September 25, 2013
Nest To Bring New Tech Savvy Smoke Detector To Homes
[ Watch the Video: Nest Aims To Make Your Home Safer With 'Smart' Smoke Detector ]
Michael Harper for redOrbit.com - Your Universe Online
According to sources, Nest Labs will soon unveil a smoke detector called “Protect.” Both the smoke detector and the thermostat will be connected to one another, creating a unified approach to indoor climate and safety. Like the thermostat, Protect is also said to be connected to the Internet and presumably controlled or monitored through a companion iOS app.
Early reports claimed Protect would ship with a subscription monitoring service to issue alerts to homeowners when things go awry in the home, though this has since been denied.
Like the Nest thermostat, the Protect is expected to be packed with sensors to give homeowners a bevy of data. According to former Wall Street Journal reporter Jessica Lessin, some sources say the two Nest devices could communicate with one another without an additional Wi-Fi chip in the smoke detector. Sources also said Protect could come with motion sensors, which would allow users to silence any alarms by waving their hand in front of it.
Though Nest got some quick attention early on, no doubt helped by the fame of founder Tony Fadell, who is often hailed as the “Father of the iPod,” many have been wondering what Nest’s next move could be. Some had assumed recent hiring by the company meant it would be working on an audio device for the home.
In a recent interview, Nest co-founder Matt Rogers said the company was aiming to replace “all the other unloved white plastic crap in your home” before saying a new device was forthcoming. A smoke detector could be another strong push into the home, offering protection and plenty of data, all available on an iPhone or iPad.
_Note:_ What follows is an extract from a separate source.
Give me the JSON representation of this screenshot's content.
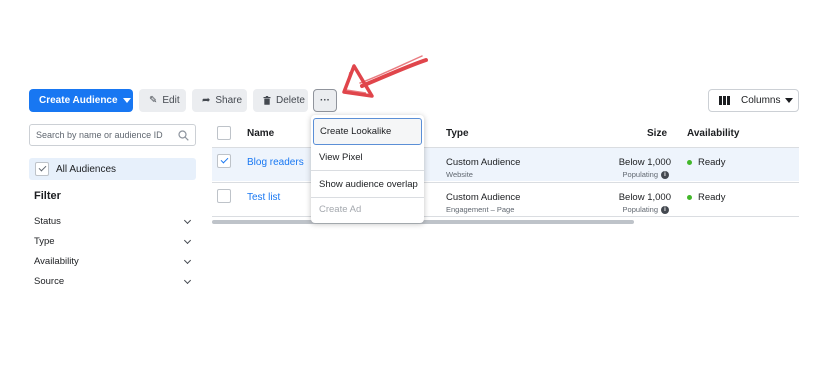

Nest has continued to improve its thermostat offering, as well. Earlier this spring the company announced a new software upgrade which allowed the thermostat to detect when it’s in direct sunlight. As many thermostats are placed in areas of the home where they receive a hefty dose of sunlight during the middle of the day, they can often misread the ambient temperature and turn on the air when it may not be necessary. Nest’s new software contains an algorithm to take direct sunlight into consideration and adjust itself accordingly.
The new software update, which was delivered over the air through homeowners’ Wi-Fi networks, also delivered a feature called 'Cool to Dry.' This feature turns on the air conditioner when the built-in humidity sensor detects high levels of humidity. This keeps homes dry and free of unhealthy mold spores. Once the home reaches a safe level, the air is turned off. The Nest aims to get humidity down to 55 percent, however if it can't do this it will only cool to 75 percent, or five degrees below the user set limit, whichever is higher.
The Nest thermostat is available in the Apple store and on Amazon for $250.